A Prayer in Spring
By Robert Frost
Oh, give us pleasure in the flowers to-day;
And give us not to think so far away
As the uncertain harvest; keep us here
All simply in the springing of the year.
Oh, give us pleasure in the orchard white,
Like nothing else by day, like ghosts by night;
And make us happy in the happy bees,
The swarm dilating round the perfect trees.
And make us happy in the darting bird
That suddenly above the bees is heard,
The meteor that thrusts in with needle bill,
And off a blossom in mid air stands still.
For this is love and nothing else is love,
The which it is reserved for God above
To sanctify to what far ends He will,
But which it only needs that we fulfill.
It was my birthday this week, I turned a speed limit. A most excellent age to be I have decided! Gone are the pretensions that I’ll get in better shape and run a marathon again. Instead, I’ve settled comfortably into a modest layer of middle age fat and come to grips that better only implies getting more comfortable with my infirmities and eccentricities. The good thing is mostly everything still works as a factory original. There are only a few age spots on the chassis and though it’s in need of an oil change, that can be arranged.
A birthday tradition going back a number of years is for me to see Greg Brown at the Cedar Cultural Center in Minneapolis. The Cedar is a miserable, uncomfortable, stifling hot theater whose air conditioning never works because it’s a non-profit. It is located in the arm pit of the West Bank of the University of Minnesota. Neither he, nor the venue, nor the aging hippies attending, have changed much, the smell of pot overwhelming on the patio during intermission.
Why do I put up with going to the Cedar when there are umpteen better venues to see live music in the Twin Cities? It’s because it’s where I have to go to see Greg. I like to remember when sitting on folding chairs in a shit hole made me feel right at home. It grounds me that I haven’t gotten too big for my breeches. I can sweat right alongside the white-collar ex-hippies who all wish he would give up on this place and go play the Turf Club where the toilets don’t have a line half way around the lobby and the whole place doesn’t stink of urine from the homeless pissing on the concrete outside The Weinery next door. (Wish I was making this up, but even fiction can’t get that creative).

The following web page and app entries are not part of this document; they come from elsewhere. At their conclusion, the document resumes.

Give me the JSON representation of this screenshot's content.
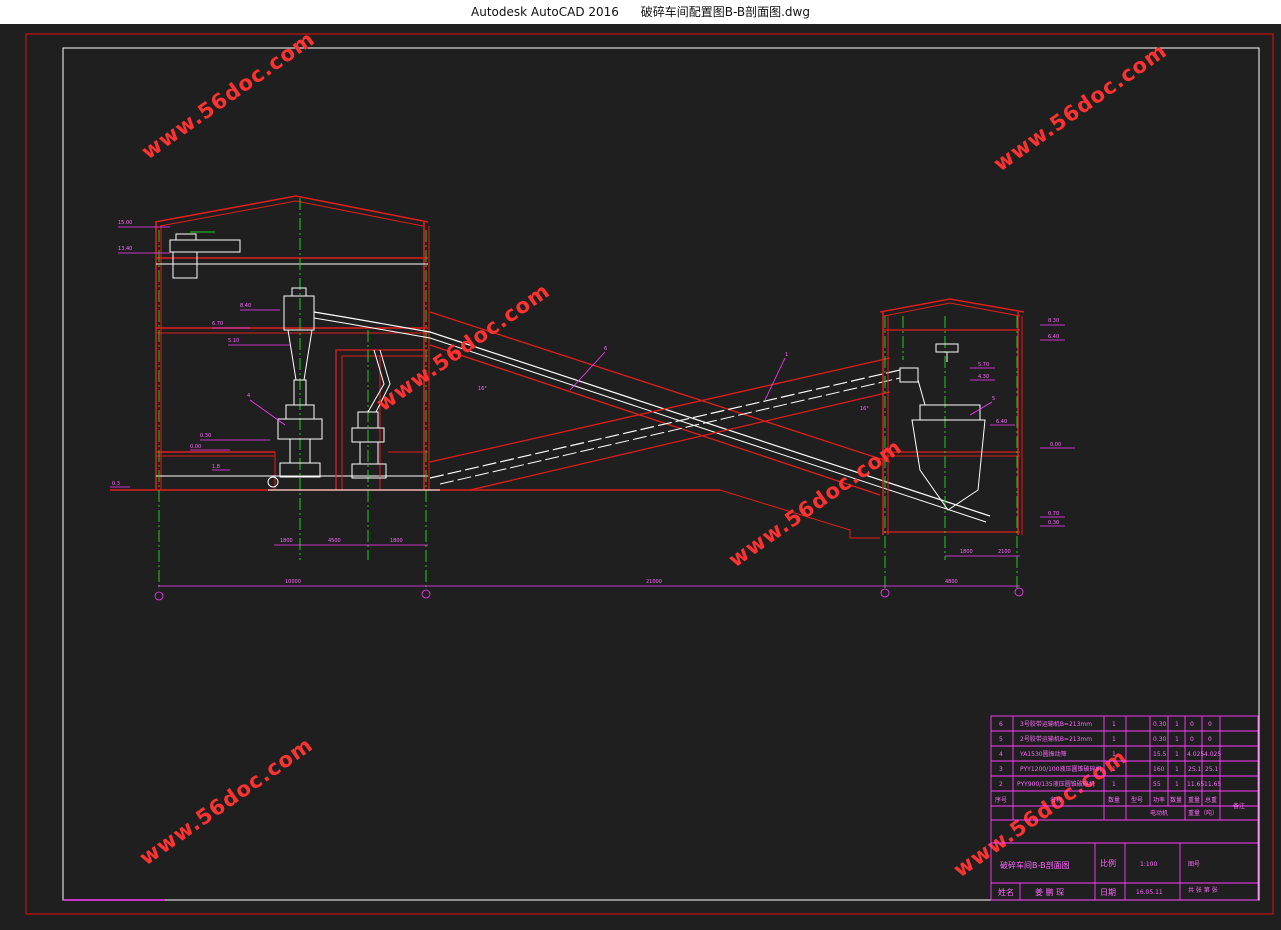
{
  "window": {
    "app_title": "Autodesk AutoCAD 2016",
    "file_title": "破碎车间配置图B-B剖面图.dwg"
  },
  "colors": {
    "background": "#1f1f1f",
    "frame_red": "#c81414",
    "structure_red": "#e01e1e",
    "equipment_white": "#ffffff",
    "annotation_magenta": "#ff3cff",
    "centerline_green": "#22cc22",
    "watermark": "#ff3232"
  },
  "watermarks": [
    "www.56doc.com",
    "www.56doc.com",
    "www.56doc.com",
    "www.56doc.com",
    "www.56doc.com",
    "www.56doc.com",
    "www.56doc.com"
  ],
  "elevations": {
    "left": [
      "15.00",
      "13.40",
      "8.40",
      "6.70",
      "5.10",
      "0.30",
      "0.00",
      "1.8",
      "0.3"
    ],
    "right": [
      "8.30",
      "6.40",
      "5.70",
      "4.30",
      "0.00",
      "6.40",
      "0.70",
      "0.30"
    ]
  },
  "dimensions": {
    "spans": [
      "10000",
      "21000",
      "4800"
    ],
    "left_sub": [
      "1800",
      "4500",
      "1800"
    ],
    "right_sub": [
      "1800",
      "2100"
    ],
    "angles": [
      "16°",
      "16°"
    ]
  },
  "callouts": [
    "4",
    "6",
    "1",
    "2",
    "2",
    "5"
  ],
  "title_block": {
    "rows": [
      {
        "no": "6",
        "name": "3号胶带运输机B=213mm",
        "qty": "1",
        "mat": "",
        "weight": "0.30",
        "w2": "1",
        "w3": "0",
        "w4": "0"
      },
      {
        "no": "5",
        "name": "2号胶带运输机B=213mm",
        "qty": "1",
        "mat": "",
        "weight": "0.30",
        "w2": "1",
        "w3": "0",
        "w4": "0"
      },
      {
        "no": "4",
        "name": "YA1530圆振动筛",
        "qty": "1",
        "mat": "",
        "weight": "15.5",
        "w2": "1",
        "w3": "4.025",
        "w4": "4.025"
      },
      {
        "no": "3",
        "name": "PYY1200/100液压圆锥破碎机",
        "qty": "1",
        "mat": "",
        "weight": "160",
        "w2": "1",
        "w3": "25.1",
        "w4": "25.1"
      },
      {
        "no": "2",
        "name": "PYY900/135液压圆锥破碎机",
        "qty": "1",
        "mat": "",
        "weight": "55",
        "w2": "1",
        "w3": "11.65",
        "w4": "11.65"
      }
    ],
    "header": {
      "no": "序号",
      "name": "名称",
      "qty": "数量",
      "type": "型号",
      "power": "功率",
      "count": "数量",
      "weight": "重量",
      "total": "总重",
      "remark": "备注"
    },
    "sub_header": {
      "motor": "电动机",
      "weight_t": "重量（吨）"
    },
    "drawing_name": "破碎车间B-B剖面图",
    "scale_label": "比例",
    "scale_value": "1:100",
    "drawing_no_label": "图号",
    "designer_label": "姓名",
    "designer": "姜 鹏 琛",
    "date_label": "日期",
    "date_value": "16.05.11",
    "sheet": "共 张 第 张"
  }
}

Brown plays the Cedar every year around my birthday. He has the current distinction of being the musician I have seen play live, more than any other, only because I have been going to see him since 1979 on the West Bank. Back then at the long since defunct Coffee House Extempore, the venue that the musicians headlining on Prairie Home Companion would often play for tip money the night before going on air with Garrison Keillor.
I have aged with Greg. I remember him as a lean, leather clad long-haired hipster, then as a rotund, overweight middle-aged hick in overalls, to now a slimmed down old man in a felt hat and faded sport coat. I remarked last night when he walked on stage, “damn he’s lost some weight” and the three overweight men all around me, looked at me wishing they had too.
Greg is not a great singer. He’s an average guitar player. What he is, first and foremost is an outstanding story-teller. His songs get under my skin. His music is the music of the midwest, the music of my landscape, the music of my experience. It is music that has marked time in my life and will continue to do so. Greg is the father of Pieta Brown, also one of my favorite musicians. Great songsmanhip runs in their blood.
Greg talked about his love of poetry and specifically William Carlos Williams last night. He admitted he lifted the title for his song Spring and All from WCW before he played it. I think WCW would be honored. Although Brown’s lyrics are not in any way related to the poem, they have one thing in common; each is the genuine voice of the artist that created them.
Spring And All
by William Carlos Williams
the road to the contagious hospital
under the surge of the blue
mottled clouds driven from the
northeast — a cold wind. Beyond, the
waste of broad, muddy fields
brown with dried weeds, standing and fallen
patches of standing water
the scattering of tall trees
All along the road the reddish
purplish, forked, upstanding, twiggy
stuff of bushes and small trees
with dead, brown leaves under them
leafless vines —
Lifeless in appearance, sluggish
dazed spring approaches —
They enter the new world naked,
cold, uncertain of all
save that they enter. All about them
the cold, familiar wind —
Now the grass, tomorrow
the stiff curl of wild carrot leaf
One by one objects are defined —
It quickens: clarity, outline of leaf
But now the stark dignity of
entrance — Still, the profound change
has come upon them: rooted they
grip down and begin to awaken